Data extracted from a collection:
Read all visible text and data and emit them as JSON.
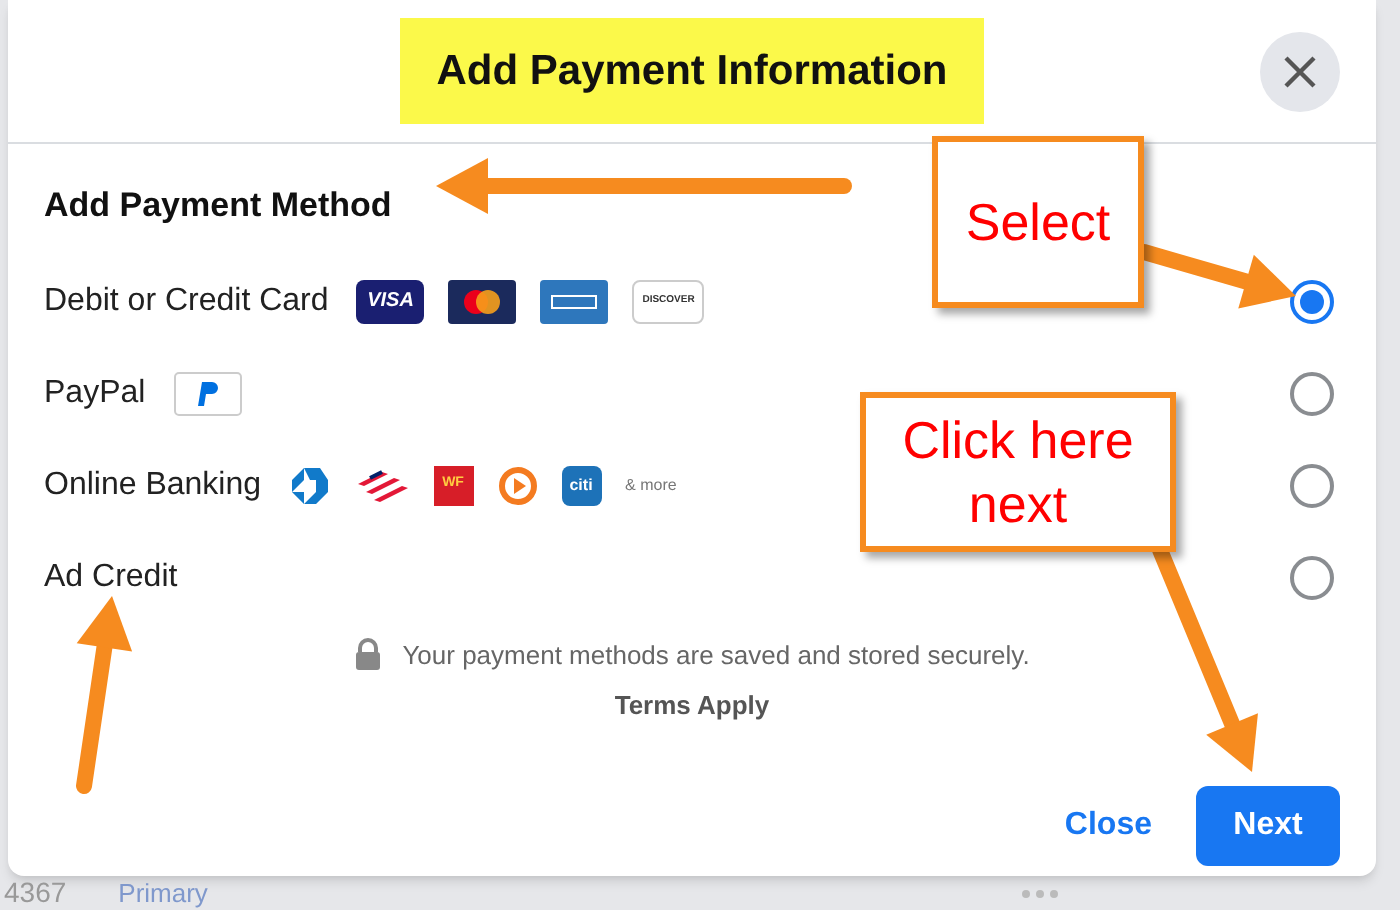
{
  "dialog": {
    "title": "Add Payment Information",
    "section_title": "Add Payment Method",
    "methods": [
      {
        "label": "Debit or Credit Card",
        "selected": true,
        "logos": [
          {
            "kind": "visa",
            "label": "VISA"
          },
          {
            "kind": "mastercard"
          },
          {
            "kind": "amex"
          },
          {
            "kind": "discover",
            "label": "DISCOVER"
          }
        ]
      },
      {
        "label": "PayPal",
        "selected": false,
        "logos": [
          {
            "kind": "paypal"
          }
        ]
      },
      {
        "label": "Online Banking",
        "selected": false,
        "logos": [
          {
            "kind": "chase"
          },
          {
            "kind": "boa"
          },
          {
            "kind": "wf",
            "label": "WF"
          },
          {
            "kind": "play"
          },
          {
            "kind": "citi",
            "label": "citi"
          },
          {
            "kind": "more",
            "label": "& more"
          }
        ]
      },
      {
        "label": "Ad Credit",
        "selected": false
      }
    ],
    "security_note": "Your payment methods are saved and stored securely.",
    "terms": "Terms Apply",
    "buttons": {
      "close": "Close",
      "next": "Next"
    }
  },
  "background": {
    "card_digits": "4367",
    "badge": "Primary"
  },
  "annotations": [
    {
      "text": "Select"
    },
    {
      "text": "Click here next"
    }
  ]
}
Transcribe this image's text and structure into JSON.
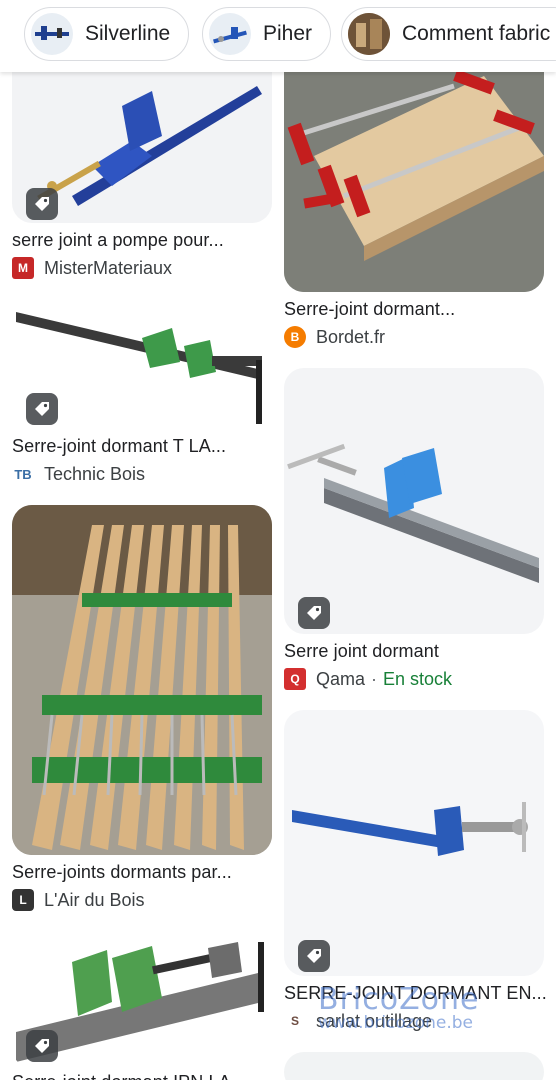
{
  "chips": [
    {
      "label": "Silverline",
      "icon": "clamp-thumbnail"
    },
    {
      "label": "Piher",
      "icon": "clamp-thumbnail"
    },
    {
      "label": "Comment fabric",
      "icon": "workshop-thumbnail"
    }
  ],
  "left_column": [
    {
      "title": "serre joint a pompe pour...",
      "source": "MisterMateriaux",
      "favicon": "M",
      "favicon_color": "#c62828"
    },
    {
      "title": "Serre-joint dormant T LA...",
      "source": "Technic Bois",
      "favicon": "TB",
      "favicon_color": "#3a6ea5"
    },
    {
      "title": "Serre-joints dormants par...",
      "source": "L'Air du Bois",
      "favicon": "L",
      "favicon_color": "#333333"
    },
    {
      "title": "Serre-joint dormant IPN LA",
      "source": "",
      "favicon": "",
      "favicon_color": ""
    }
  ],
  "right_column": [
    {
      "title": "Serre-joint dormant...",
      "source": "Bordet.fr",
      "favicon": "B",
      "favicon_color": "#f57c00"
    },
    {
      "title": "Serre joint dormant",
      "source": "Qama",
      "stock": "En stock",
      "favicon": "Q",
      "favicon_color": "#d32f2f"
    },
    {
      "title": "SERRE-JOINT DORMANT EN...",
      "source": "sarlat outillage",
      "favicon": "S",
      "favicon_color": "#6d4c41"
    }
  ],
  "watermark": {
    "brand": "BricoZone",
    "url": "www.bricozone.be"
  },
  "colors": {
    "accent_stock": "#188038",
    "chip_border": "#dadce0"
  }
}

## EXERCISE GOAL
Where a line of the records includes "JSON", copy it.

## SOLUTION TO THIS EXERCISE
Read all visible text and data and emit them as JSON.
Transcribe this image's text and structure into JSON.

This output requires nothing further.